_Exercise description:_
Copy every line from the material below that holds "icon".
···
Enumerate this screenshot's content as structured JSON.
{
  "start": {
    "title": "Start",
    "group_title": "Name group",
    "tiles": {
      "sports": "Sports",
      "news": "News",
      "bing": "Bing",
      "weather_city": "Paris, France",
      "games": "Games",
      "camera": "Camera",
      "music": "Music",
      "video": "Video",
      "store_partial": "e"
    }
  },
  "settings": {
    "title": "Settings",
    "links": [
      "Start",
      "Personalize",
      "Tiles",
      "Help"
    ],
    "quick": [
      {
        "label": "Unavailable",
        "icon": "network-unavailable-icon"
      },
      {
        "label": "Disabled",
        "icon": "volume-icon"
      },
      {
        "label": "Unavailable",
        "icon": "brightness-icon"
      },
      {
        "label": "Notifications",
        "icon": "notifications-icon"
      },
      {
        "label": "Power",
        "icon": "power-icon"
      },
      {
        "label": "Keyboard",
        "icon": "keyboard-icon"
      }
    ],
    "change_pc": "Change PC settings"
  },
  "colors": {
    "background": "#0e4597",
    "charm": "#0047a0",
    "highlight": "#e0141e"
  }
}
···
_Exercise answer:_
        "icon": "network-unavailable-icon"
        "icon": "volume-icon"
        "icon": "brightness-icon"
        "icon": "notifications-icon"
        "icon": "power-icon"
        "icon": "keyboard-icon"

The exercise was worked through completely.